Many if not all of my gripes with Fallout have long since been alleviated in the RPGs of the present (I hope). For starters, you can’t manually change your Companions’ armor and weapons, you need to “steal” from them, make sure they have ammo for their weapons, and then tell them to use the best weapon in their inventory. They also have the annoying habit of running up to the enemy and attempting to punch them even when they’re low on health. Occasionally I would get “stuck” because one of them wouldn’t move out of a doorway. I definitely feel as if Fallout is meant to be a solo affair and that the companions were added in almost as an afterthought because managing them felt unnecessarily cumbersome.

Then there’s Dogmeat.

Oh, Dogmeat.

Dogmeat is a dog that joins you very early on if you are wearing a certain armor or you offer him an iguana on a stick. He can attack more times in a row that most (if not all) other characters and although he doesn’t do much damage, he has a pretty good chance of knocking enemies down.

However, unlike the other companions, you can’t issue any sort of commands to Dogmeat, which includes ordering him to stay put out of harm’s way. If he gets in the way of an enemy with a weapon with a “burst” setting (like a machine gun) you had better hope it misses or does very little damage. My issues with Dogmeat came to a head during the endgame, where you won’t be able to bluff your way through the final area if he’s following you, and you can’t trap him in a room like you can with other members of your party because he goes with you when you enter and exit an area. There is a mod you can download that will fix these issues, but I’m a purist. I did eventually end the game with my entire party miraculously intact, but I have a feeling I would have beaten it much sooner without them, especially since I didn’t need their help at all to clear the final areas. Another gripe I had was that some useful inventory tricks (such as how the “use” button works) weren’t explained in-game or (in the case of holstering) in the manual at all. Some alternate solutions to quests also seemed to require a bit of off-the-wall thinking. (For players looking for an easier time with the game, I used the Science and Repair skills a lot.)

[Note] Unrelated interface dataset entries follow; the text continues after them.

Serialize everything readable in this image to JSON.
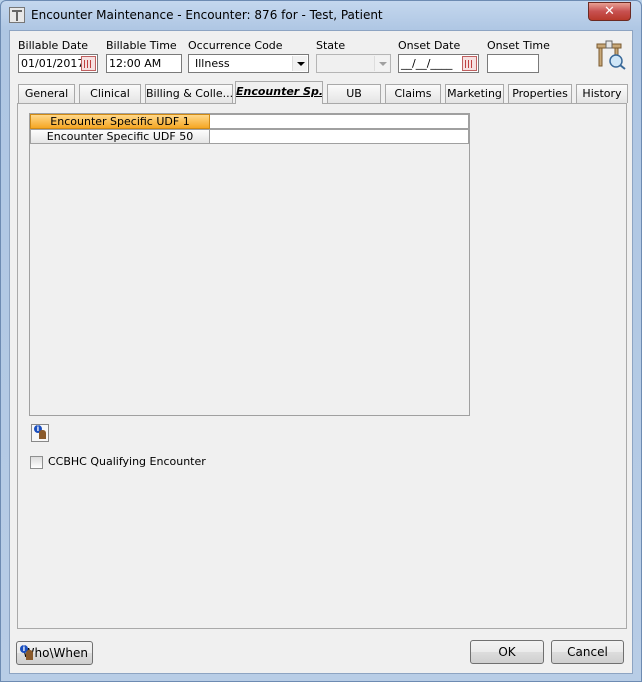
{
  "window": {
    "title": "Encounter Maintenance - Encounter: 876 for - Test, Patient",
    "close_label": "✕"
  },
  "header": {
    "billable_date": {
      "label": "Billable Date",
      "value": "01/01/2017"
    },
    "billable_time": {
      "label": "Billable Time",
      "value": "12:00 AM"
    },
    "occurrence_code": {
      "label": "Occurrence Code",
      "value": "Illness"
    },
    "state": {
      "label": "State",
      "value": ""
    },
    "onset_date": {
      "label": "Onset Date",
      "value": "__/__/____"
    },
    "onset_time": {
      "label": "Onset Time",
      "value": ""
    }
  },
  "tabs": [
    {
      "label": "General"
    },
    {
      "label": "Clinical"
    },
    {
      "label": "Billing & Colle..."
    },
    {
      "label": "Encounter Sp..."
    },
    {
      "label": "UB"
    },
    {
      "label": "Claims"
    },
    {
      "label": "Marketing"
    },
    {
      "label": "Properties"
    },
    {
      "label": "History"
    }
  ],
  "active_tab": "Encounter Sp...",
  "udf_grid": {
    "rows": [
      {
        "name": "Encounter Specific UDF 1",
        "value": ""
      },
      {
        "name": "Encounter Specific UDF 50",
        "value": ""
      }
    ]
  },
  "ccbhc": {
    "label": "CCBHC Qualifying Encounter",
    "checked": false
  },
  "footer": {
    "whowhen_label": "Who\\When",
    "ok_label": "OK",
    "cancel_label": "Cancel"
  },
  "icons": {
    "window": "window-app-icon",
    "toolbar": "encounter-tools-icon",
    "info": "info-person-icon",
    "whowhen": "info-person-icon"
  }
}
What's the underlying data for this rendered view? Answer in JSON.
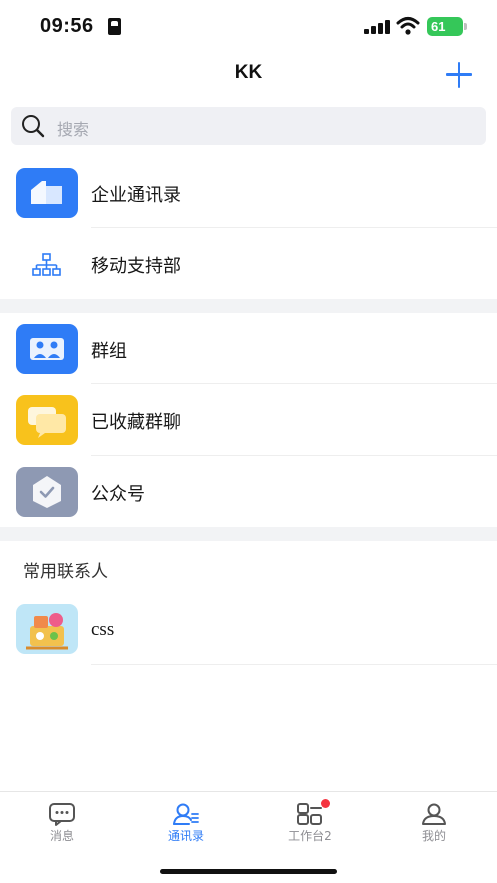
{
  "status_bar": {
    "time": "09:56",
    "battery": "61"
  },
  "nav": {
    "title": "KK"
  },
  "search": {
    "placeholder": "搜索"
  },
  "rows": [
    {
      "label": "企业通讯录",
      "icon": "building-icon"
    },
    {
      "label": "移动支持部",
      "icon": "org-chart-icon"
    },
    {
      "label": "群组",
      "icon": "group-icon"
    },
    {
      "label": "已收藏群聊",
      "icon": "chat-bubbles-icon"
    },
    {
      "label": "公众号",
      "icon": "verified-badge-icon"
    }
  ],
  "frequent": {
    "title": "常用联系人",
    "contacts": [
      {
        "name": "css"
      }
    ]
  },
  "tabs": [
    {
      "label": "消息",
      "icon": "message-icon",
      "active": false
    },
    {
      "label": "通讯录",
      "icon": "contacts-icon",
      "active": true
    },
    {
      "label": "工作台2",
      "icon": "workbench-icon",
      "active": false,
      "badge_dot": true
    },
    {
      "label": "我的",
      "icon": "profile-icon",
      "active": false
    }
  ],
  "colors": {
    "accent": "#2f7cf6",
    "blue_icon": "#2f7cf6",
    "yellow_icon": "#f8c21c",
    "gray_icon": "#8e99b3",
    "badge_red": "#f5333f",
    "battery_green": "#35c759"
  }
}
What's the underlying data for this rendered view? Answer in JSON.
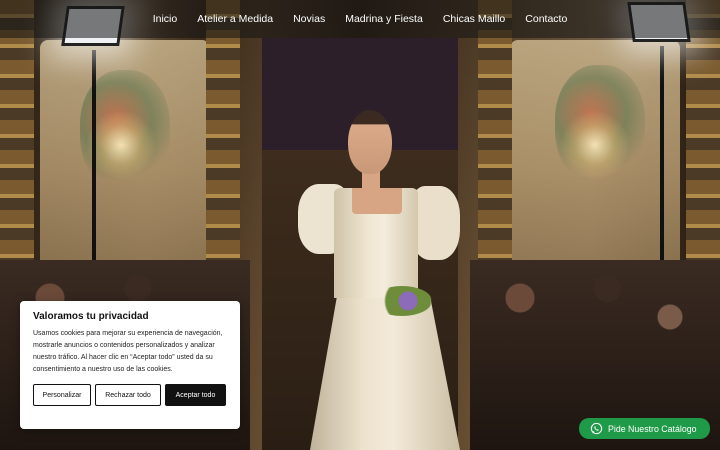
{
  "nav": {
    "items": [
      {
        "label": "Inicio"
      },
      {
        "label": "Atelier a Medida"
      },
      {
        "label": "Novias"
      },
      {
        "label": "Madrina y Fiesta"
      },
      {
        "label": "Chicas Maillo"
      },
      {
        "label": "Contacto"
      }
    ]
  },
  "cookie": {
    "title": "Valoramos tu privacidad",
    "text": "Usamos cookies para mejorar su experiencia de navegación, mostrarle anuncios o contenidos personalizados y analizar nuestro tráfico. Al hacer clic en “Aceptar todo” usted da su consentimiento a nuestro uso de las cookies.",
    "customize_label": "Personalizar",
    "reject_label": "Rechazar todo",
    "accept_label": "Aceptar todo"
  },
  "whatsapp": {
    "label": "Pide Nuestro Catálogo",
    "icon": "whatsapp-icon",
    "color": "#1f9a48"
  },
  "hero": {
    "image": "bride-runway-photo"
  }
}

Fallout is a difficult game to judge on its own merits, having grown up with Western RPGs that take at least a hundred hours to complete. The world felt small and the towns felt strangely empty. Even so, I enjoyed my time with it (although that ending was a load of bull) and already have Fallout 2 set up and ready to go.